The site consists of two main buildings, the factory and an office, that were shuttered in the 1980s and left forgotten. Piles of red bricks are strewn all around, left behind when the factory was abandoned. Some of them have been smashed and become crimson sand glittering in the sunset, while the light casts long shadows from the broken doors and windows.
Delicate spiral stairs lead to the upper level, which has a firing kiln in the middle and thousands of tiles piled into rows. There are parts of beautiful brick ornaments still on the walls. On the ground level, there are two massive firing tunnels and a tall, empty hall where rainwater-filled pools on the floor reflect the open interior.
In the office building, the shower room is completely demolished and the windows of the offices are sealed with bricks, of course. The walls are covered in graffiti from the past decades: “bum bum bum,” “Pink Floyd,” “Marco and Maria 8/8/1986.” Peacefully buzzing bees have taken over the empty rooms. The sounds of nature are intense, as grasshoppers, insects, and birds are now the only sounds in this empty factory surrounded by fields and forests
Know Before You Go
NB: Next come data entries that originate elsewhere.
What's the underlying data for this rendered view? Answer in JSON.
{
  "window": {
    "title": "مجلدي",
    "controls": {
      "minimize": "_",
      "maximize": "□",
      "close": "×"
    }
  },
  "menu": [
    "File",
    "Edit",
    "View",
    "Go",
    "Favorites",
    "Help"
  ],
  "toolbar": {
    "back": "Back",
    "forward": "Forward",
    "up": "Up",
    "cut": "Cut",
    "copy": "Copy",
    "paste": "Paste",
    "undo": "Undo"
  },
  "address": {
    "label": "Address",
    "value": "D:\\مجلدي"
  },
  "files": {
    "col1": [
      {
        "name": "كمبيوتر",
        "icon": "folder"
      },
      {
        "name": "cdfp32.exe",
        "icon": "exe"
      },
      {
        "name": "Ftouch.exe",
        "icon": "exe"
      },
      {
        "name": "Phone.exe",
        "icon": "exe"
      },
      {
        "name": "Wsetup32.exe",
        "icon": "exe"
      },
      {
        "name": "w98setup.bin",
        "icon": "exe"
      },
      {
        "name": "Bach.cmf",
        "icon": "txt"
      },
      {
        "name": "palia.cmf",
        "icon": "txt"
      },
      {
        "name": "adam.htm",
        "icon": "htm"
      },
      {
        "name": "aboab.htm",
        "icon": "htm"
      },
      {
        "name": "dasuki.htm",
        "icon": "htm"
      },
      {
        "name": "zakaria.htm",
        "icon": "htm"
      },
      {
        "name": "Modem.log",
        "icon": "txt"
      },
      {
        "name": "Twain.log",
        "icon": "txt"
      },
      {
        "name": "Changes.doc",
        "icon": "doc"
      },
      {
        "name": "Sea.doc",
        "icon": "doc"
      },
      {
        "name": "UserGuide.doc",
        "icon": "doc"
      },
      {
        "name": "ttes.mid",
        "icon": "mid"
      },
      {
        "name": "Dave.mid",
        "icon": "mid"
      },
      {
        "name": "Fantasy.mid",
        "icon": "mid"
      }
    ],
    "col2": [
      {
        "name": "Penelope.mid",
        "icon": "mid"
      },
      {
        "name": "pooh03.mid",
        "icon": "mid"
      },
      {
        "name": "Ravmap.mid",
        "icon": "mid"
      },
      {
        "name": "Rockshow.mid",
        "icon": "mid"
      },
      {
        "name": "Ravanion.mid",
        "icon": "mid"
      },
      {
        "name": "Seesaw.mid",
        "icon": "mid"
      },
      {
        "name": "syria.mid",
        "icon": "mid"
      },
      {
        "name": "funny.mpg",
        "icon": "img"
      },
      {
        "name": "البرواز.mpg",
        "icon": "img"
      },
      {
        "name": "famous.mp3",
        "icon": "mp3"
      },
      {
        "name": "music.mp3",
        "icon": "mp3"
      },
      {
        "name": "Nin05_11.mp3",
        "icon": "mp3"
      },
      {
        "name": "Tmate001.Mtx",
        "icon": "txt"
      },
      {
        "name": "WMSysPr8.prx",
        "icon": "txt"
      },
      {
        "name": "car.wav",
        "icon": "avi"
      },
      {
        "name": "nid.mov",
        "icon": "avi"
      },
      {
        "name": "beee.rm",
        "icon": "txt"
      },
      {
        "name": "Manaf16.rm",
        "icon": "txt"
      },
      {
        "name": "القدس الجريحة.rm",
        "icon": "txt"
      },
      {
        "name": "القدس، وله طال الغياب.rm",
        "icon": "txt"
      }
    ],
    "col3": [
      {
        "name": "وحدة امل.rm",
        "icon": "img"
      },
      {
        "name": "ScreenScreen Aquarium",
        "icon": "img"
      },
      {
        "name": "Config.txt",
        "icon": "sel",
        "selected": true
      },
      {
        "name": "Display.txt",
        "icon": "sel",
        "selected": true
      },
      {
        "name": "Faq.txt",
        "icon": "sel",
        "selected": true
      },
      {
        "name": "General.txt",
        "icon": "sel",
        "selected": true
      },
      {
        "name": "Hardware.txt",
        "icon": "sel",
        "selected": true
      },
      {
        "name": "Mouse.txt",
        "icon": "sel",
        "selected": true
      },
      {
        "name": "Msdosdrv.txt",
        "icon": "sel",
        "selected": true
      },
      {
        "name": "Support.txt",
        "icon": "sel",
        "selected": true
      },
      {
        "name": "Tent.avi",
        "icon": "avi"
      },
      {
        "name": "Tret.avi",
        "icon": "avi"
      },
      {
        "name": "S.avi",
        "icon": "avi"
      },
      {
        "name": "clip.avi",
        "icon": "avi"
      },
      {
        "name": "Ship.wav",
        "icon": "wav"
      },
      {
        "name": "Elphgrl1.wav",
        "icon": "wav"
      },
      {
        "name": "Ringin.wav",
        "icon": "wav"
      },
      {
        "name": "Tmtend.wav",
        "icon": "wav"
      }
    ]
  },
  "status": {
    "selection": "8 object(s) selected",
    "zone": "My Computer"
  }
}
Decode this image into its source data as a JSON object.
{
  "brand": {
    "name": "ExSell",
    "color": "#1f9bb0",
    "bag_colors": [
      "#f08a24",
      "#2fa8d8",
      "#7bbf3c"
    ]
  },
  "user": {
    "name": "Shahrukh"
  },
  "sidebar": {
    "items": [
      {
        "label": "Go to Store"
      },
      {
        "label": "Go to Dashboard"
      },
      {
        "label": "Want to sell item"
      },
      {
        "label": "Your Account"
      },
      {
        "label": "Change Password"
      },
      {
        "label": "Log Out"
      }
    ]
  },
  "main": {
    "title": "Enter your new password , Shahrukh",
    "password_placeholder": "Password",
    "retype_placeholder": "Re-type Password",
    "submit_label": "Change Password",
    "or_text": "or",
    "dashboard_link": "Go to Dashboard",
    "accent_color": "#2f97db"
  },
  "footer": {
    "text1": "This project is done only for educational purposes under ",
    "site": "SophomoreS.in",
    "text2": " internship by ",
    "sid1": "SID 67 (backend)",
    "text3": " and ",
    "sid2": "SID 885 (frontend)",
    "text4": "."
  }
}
The path to the factory is closed off with trees and cement walls fallen from the buildings, but there is a slot just big enough to fit through. Be careful on the road leading to the factory as it's full of broken bricks and large stones. About 160 feet before the factory, the rain has created a deep "river" about 3 feet deep in the middle of the path. There is a lot of broken glass and sharp chards at the site, so wear good shoes and watch your step.